Design Thinking: Helping HR simplify complex workplaces
Our jobs are getting increasingly complex. With the increasing applications of technological advancements, most employees today face an overload of information across platforms. The exponential increase in the level of connection that employees have an access to, has resulted in an explosion of information, overwhelming workers, while smartphones, tablets, and other devices keep employees tethered to their jobs. But all this has not necessarily meant that information is spread smoothly, making lives of employees much simple.
In an article for the Deloitte press Tom Hodson, Jeff Schwartz, Ardie van Berkel & Ian Winstrom Otten write, “Yet despite employees being always on and constantly connected, most companies have not figured out how to make information easy to find. In fact, nearly three-quarters (72 percent) of employees have told us they still cannot find the information they need within their company’s information systems."
The increasing complexity hasn't necessarily translated into an increase in productivity.
While traditional HR strategies worked to address specific challenges in employee engagement, training and motivation to a significant degree, they have done little to reduce the overwhelming amount of information that employees face today in the form of emails, messages, and meeting. To the extent where Deloitte reports that around two-thirds of companies now believe complexity is an obstacle to business success and a barrier to growth in business productivity. In such work environments, it becomes imperative for HR professionals design employee process that helps them have better work-life integration and avoid eventual burnouts.
And one way HR can definitely is by integrating design thinking into the way they design employee engagement and retention strategies.
But what is design thinking?
Design Thinking is a methodology used by designers to solve complex problems, and find desirable solutions for clients. At its core, design thinking is a tool before professionals to strategize and take decisions based on the final goal in mind, rather than looking to cure a specific problem; rather than being a problem-focused approach, it uses a solution and action-oriented mindset towards creating simple systems and process design.
As Tim Brown, CEO, IDEO defines it “Design thinking can be described as a discipline that uses the designer’s sensibility and methods to match people’s needs with what is technologically feasible and what a viable business strategy can convert into customer value and market opportunity.”
Differing from critical thinking and analytical framework of thinking, it works with ambiguous parameters and builds on the collective suggestions of the team. It enables professionals to create human-centered approaches to enable people to smoothly contribute towards achieving the final end in mind of the organization. Design Thinking is a methodology used by designers to solve complex problems, and find desirable solutions for clients. A design mindset is not problem-focused, it’s a solution focused and action-oriented mindset aim towards creating a holistic experience. It draws upon logic, imagination, intuition, and systemic reasoning, to explore possibilities of what could be, and to create desired outcomes that benefit the end user.
Design Thinking as an Ally
Businesses are slowly but surely beginning to realize the benefits of applying design thinking to revamp existing practices and help make processes less complicated for employees to handle. When applied to the formal workplace, design thinking has a lot to offer to HR professional who tasked with creating employee experiences that enable them to function effectively and efficiently. By incorporating design elements like digital design, user experience, and app design, HR professionals can create new solutions and tools that enable employee satisfaction and motivation, impacting the final productivity of employees.

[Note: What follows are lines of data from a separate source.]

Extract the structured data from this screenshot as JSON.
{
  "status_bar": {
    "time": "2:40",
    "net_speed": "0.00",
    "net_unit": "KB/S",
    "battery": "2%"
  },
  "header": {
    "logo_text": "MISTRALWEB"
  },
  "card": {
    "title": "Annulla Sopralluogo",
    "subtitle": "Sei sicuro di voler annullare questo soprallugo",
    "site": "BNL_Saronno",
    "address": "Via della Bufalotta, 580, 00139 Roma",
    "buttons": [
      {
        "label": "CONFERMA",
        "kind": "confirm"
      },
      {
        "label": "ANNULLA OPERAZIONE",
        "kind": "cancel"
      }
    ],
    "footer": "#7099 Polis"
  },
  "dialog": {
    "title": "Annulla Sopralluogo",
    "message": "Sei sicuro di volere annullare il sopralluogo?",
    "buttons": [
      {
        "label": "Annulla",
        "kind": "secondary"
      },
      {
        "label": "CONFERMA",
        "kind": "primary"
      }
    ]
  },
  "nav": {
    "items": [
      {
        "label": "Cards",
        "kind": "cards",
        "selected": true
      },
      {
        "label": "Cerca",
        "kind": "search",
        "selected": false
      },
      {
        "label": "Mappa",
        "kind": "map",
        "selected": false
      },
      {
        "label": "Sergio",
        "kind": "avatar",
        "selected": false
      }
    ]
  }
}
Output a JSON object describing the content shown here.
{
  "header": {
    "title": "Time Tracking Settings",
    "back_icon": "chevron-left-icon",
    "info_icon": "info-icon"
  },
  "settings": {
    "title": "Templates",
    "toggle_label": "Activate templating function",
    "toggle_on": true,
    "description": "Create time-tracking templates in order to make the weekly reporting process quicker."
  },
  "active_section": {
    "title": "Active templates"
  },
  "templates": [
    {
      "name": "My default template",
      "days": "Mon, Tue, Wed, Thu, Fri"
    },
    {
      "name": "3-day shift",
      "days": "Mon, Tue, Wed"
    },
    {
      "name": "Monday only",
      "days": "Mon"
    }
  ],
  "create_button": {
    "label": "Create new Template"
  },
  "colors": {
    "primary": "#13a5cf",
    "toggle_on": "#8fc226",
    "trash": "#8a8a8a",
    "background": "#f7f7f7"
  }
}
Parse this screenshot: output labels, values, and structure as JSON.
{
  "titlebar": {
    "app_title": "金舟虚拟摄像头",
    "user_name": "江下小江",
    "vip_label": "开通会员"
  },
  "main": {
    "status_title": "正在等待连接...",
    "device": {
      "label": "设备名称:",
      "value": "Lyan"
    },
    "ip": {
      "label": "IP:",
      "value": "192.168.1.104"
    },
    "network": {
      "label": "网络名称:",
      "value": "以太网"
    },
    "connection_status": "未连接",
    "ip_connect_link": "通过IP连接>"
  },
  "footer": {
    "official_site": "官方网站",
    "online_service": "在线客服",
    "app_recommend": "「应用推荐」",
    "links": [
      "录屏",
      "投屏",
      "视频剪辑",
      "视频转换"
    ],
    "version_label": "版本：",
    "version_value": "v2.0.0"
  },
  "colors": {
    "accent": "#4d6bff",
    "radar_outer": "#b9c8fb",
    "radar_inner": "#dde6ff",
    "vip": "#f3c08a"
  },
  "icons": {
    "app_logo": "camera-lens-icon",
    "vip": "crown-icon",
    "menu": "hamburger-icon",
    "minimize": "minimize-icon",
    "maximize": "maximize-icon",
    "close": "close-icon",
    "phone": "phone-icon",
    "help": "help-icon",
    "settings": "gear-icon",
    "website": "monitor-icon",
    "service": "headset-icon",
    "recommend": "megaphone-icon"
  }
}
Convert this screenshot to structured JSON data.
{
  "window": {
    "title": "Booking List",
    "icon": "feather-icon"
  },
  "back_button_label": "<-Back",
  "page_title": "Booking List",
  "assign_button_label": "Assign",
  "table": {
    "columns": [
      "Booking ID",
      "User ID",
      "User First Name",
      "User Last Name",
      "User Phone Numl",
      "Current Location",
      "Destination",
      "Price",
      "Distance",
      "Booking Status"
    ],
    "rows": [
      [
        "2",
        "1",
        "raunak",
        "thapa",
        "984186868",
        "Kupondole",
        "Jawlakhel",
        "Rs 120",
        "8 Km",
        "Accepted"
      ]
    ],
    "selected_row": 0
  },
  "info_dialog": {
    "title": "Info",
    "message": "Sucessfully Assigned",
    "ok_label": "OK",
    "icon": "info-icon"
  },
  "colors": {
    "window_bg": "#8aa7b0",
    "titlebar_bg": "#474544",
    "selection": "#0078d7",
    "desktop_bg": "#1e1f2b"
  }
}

Design thinking provides a means to focus on the employee’s personal experience and to create processes centered on the worker. The problem with current HR solutions that cater to the specific training assessing and engagement needs of the organizations is that they end up becoming processes in isolation. Most are built around forms, process steps, formal training, or classroom events.
Design thinking, hence, might just help HR in define its new role as it assists employees to have a better overall experience. It will provide the much needed impetus to HR to move away from a process creation as an answer to burnout and work related exhaustion. By empowering HR departments with the tools and skills in design thinking, organizations will enable them to create more employee centric 'experiences' for employees. Once translated into a working reality it would help HR professionals to restructure complicated company policies in terms of the physical environment, how managers spend their time with employees and how companies select, train, engage, and evaluate people while clearing out the key bottlenecks created within.